*The task*
What follows is a set of records; repeat them exactly, without the pictures.

*Dataset records*
= = =

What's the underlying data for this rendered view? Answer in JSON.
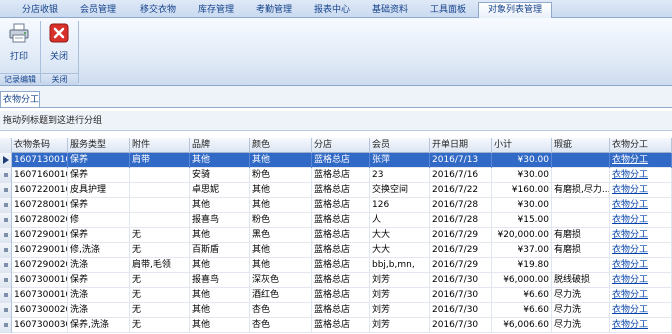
{
  "menu": {
    "tabs": [
      {
        "label": "分店收银"
      },
      {
        "label": "会员管理"
      },
      {
        "label": "移交衣物"
      },
      {
        "label": "库存管理"
      },
      {
        "label": "考勤管理"
      },
      {
        "label": "报表中心"
      },
      {
        "label": "基础资料"
      },
      {
        "label": "工具面板"
      },
      {
        "label": "对象列表管理"
      }
    ],
    "active_tab": "对象列表管理"
  },
  "ribbon": {
    "print_label": "打印",
    "close_label": "关闭",
    "group1_label": "记录编辑",
    "group2_label": "关闭"
  },
  "document_tab": "衣物分工",
  "group_hint": "拖动列标题到这进行分组",
  "grid": {
    "columns": [
      "衣物条码",
      "服务类型",
      "附件",
      "品牌",
      "颜色",
      "分店",
      "会员",
      "开单日期",
      "小计",
      "瑕疵",
      "衣物分工"
    ],
    "rows": [
      {
        "c": [
          "16071300101",
          "保养",
          "肩带",
          "其他",
          "其他",
          "蓝格总店",
          "张萍",
          "2016/7/13",
          "¥30.00",
          "",
          "衣物分工"
        ],
        "selected": true
      },
      {
        "c": [
          "16071600101",
          "保养",
          "",
          "安骑",
          "粉色",
          "蓝格总店",
          "23",
          "2016/7/16",
          "¥30.00",
          "",
          "衣物分工"
        ]
      },
      {
        "c": [
          "16072200101",
          "皮具护理",
          "",
          "卓思妮",
          "其他",
          "蓝格总店",
          "交换空间",
          "2016/7/22",
          "¥160.00",
          "有磨损,尽力...",
          "衣物分工"
        ]
      },
      {
        "c": [
          "16072800101",
          "保养",
          "",
          "其他",
          "其他",
          "蓝格总店",
          "126",
          "2016/7/28",
          "¥30.00",
          "",
          "衣物分工"
        ]
      },
      {
        "c": [
          "16072800201",
          "修",
          "",
          "报喜鸟",
          "粉色",
          "蓝格总店",
          "人",
          "2016/7/28",
          "¥15.00",
          "",
          "衣物分工"
        ]
      },
      {
        "c": [
          "16072900101",
          "保养",
          "无",
          "其他",
          "黑色",
          "蓝格总店",
          "大大",
          "2016/7/29",
          "¥20,000.00",
          "有磨损",
          "衣物分工"
        ]
      },
      {
        "c": [
          "16072900101",
          "修,洗涤",
          "无",
          "百斯盾",
          "其他",
          "蓝格总店",
          "大大",
          "2016/7/29",
          "¥37.00",
          "有磨损",
          "衣物分工"
        ]
      },
      {
        "c": [
          "16072900201",
          "洗涤",
          "肩带,毛领",
          "其他",
          "其他",
          "蓝格总店",
          "bbj,b,mn,",
          "2016/7/29",
          "¥19.80",
          "",
          "衣物分工"
        ]
      },
      {
        "c": [
          "16073000101",
          "保养",
          "无",
          "报喜鸟",
          "深灰色",
          "蓝格总店",
          "刘芳",
          "2016/7/30",
          "¥6,000.00",
          "脱线破损",
          "衣物分工"
        ]
      },
      {
        "c": [
          "16073000102",
          "洗涤",
          "无",
          "其他",
          "酒红色",
          "蓝格总店",
          "刘芳",
          "2016/7/30",
          "¥6.60",
          "尽力洗",
          "衣物分工"
        ]
      },
      {
        "c": [
          "16073000201",
          "洗涤",
          "无",
          "其他",
          "杏色",
          "蓝格总店",
          "刘芳",
          "2016/7/30",
          "¥6.60",
          "尽力洗",
          "衣物分工"
        ]
      },
      {
        "c": [
          "16073000301",
          "保养,洗涤",
          "无",
          "其他",
          "杏色",
          "蓝格总店",
          "刘芳",
          "2016/7/30",
          "¥6,006.60",
          "尽力洗",
          "衣物分工"
        ]
      }
    ]
  }
}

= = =

*The completed task*
What's the underlying data for this rendered view? Answer in JSON.
{
  "menu": {
    "tabs": [
      {
        "label": "分店收银"
      },
      {
        "label": "会员管理"
      },
      {
        "label": "移交衣物"
      },
      {
        "label": "库存管理"
      },
      {
        "label": "考勤管理"
      },
      {
        "label": "报表中心"
      },
      {
        "label": "基础资料"
      },
      {
        "label": "工具面板"
      },
      {
        "label": "对象列表管理"
      }
    ],
    "active_tab": "对象列表管理"
  },
  "ribbon": {
    "print_label": "打印",
    "close_label": "关闭",
    "group1_label": "记录编辑",
    "group2_label": "关闭"
  },
  "document_tab": "衣物分工",
  "group_hint": "拖动列标题到这进行分组",
  "grid": {
    "columns": [
      "衣物条码",
      "服务类型",
      "附件",
      "品牌",
      "颜色",
      "分店",
      "会员",
      "开单日期",
      "小计",
      "瑕疵",
      "衣物分工"
    ],
    "rows": [
      {
        "c": [
          "16071300101",
          "保养",
          "肩带",
          "其他",
          "其他",
          "蓝格总店",
          "张萍",
          "2016/7/13",
          "¥30.00",
          "",
          "衣物分工"
        ],
        "selected": true
      },
      {
        "c": [
          "16071600101",
          "保养",
          "",
          "安骑",
          "粉色",
          "蓝格总店",
          "23",
          "2016/7/16",
          "¥30.00",
          "",
          "衣物分工"
        ]
      },
      {
        "c": [
          "16072200101",
          "皮具护理",
          "",
          "卓思妮",
          "其他",
          "蓝格总店",
          "交换空间",
          "2016/7/22",
          "¥160.00",
          "有磨损,尽力...",
          "衣物分工"
        ]
      },
      {
        "c": [
          "16072800101",
          "保养",
          "",
          "其他",
          "其他",
          "蓝格总店",
          "126",
          "2016/7/28",
          "¥30.00",
          "",
          "衣物分工"
        ]
      },
      {
        "c": [
          "16072800201",
          "修",
          "",
          "报喜鸟",
          "粉色",
          "蓝格总店",
          "人",
          "2016/7/28",
          "¥15.00",
          "",
          "衣物分工"
        ]
      },
      {
        "c": [
          "16072900101",
          "保养",
          "无",
          "其他",
          "黑色",
          "蓝格总店",
          "大大",
          "2016/7/29",
          "¥20,000.00",
          "有磨损",
          "衣物分工"
        ]
      },
      {
        "c": [
          "16072900101",
          "修,洗涤",
          "无",
          "百斯盾",
          "其他",
          "蓝格总店",
          "大大",
          "2016/7/29",
          "¥37.00",
          "有磨损",
          "衣物分工"
        ]
      },
      {
        "c": [
          "16072900201",
          "洗涤",
          "肩带,毛领",
          "其他",
          "其他",
          "蓝格总店",
          "bbj,b,mn,",
          "2016/7/29",
          "¥19.80",
          "",
          "衣物分工"
        ]
      },
      {
        "c": [
          "16073000101",
          "保养",
          "无",
          "报喜鸟",
          "深灰色",
          "蓝格总店",
          "刘芳",
          "2016/7/30",
          "¥6,000.00",
          "脱线破损",
          "衣物分工"
        ]
      },
      {
        "c": [
          "16073000102",
          "洗涤",
          "无",
          "其他",
          "酒红色",
          "蓝格总店",
          "刘芳",
          "2016/7/30",
          "¥6.60",
          "尽力洗",
          "衣物分工"
        ]
      },
      {
        "c": [
          "16073000201",
          "洗涤",
          "无",
          "其他",
          "杏色",
          "蓝格总店",
          "刘芳",
          "2016/7/30",
          "¥6.60",
          "尽力洗",
          "衣物分工"
        ]
      },
      {
        "c": [
          "16073000301",
          "保养,洗涤",
          "无",
          "其他",
          "杏色",
          "蓝格总店",
          "刘芳",
          "2016/7/30",
          "¥6,006.60",
          "尽力洗",
          "衣物分工"
        ]
      }
    ]
  }
}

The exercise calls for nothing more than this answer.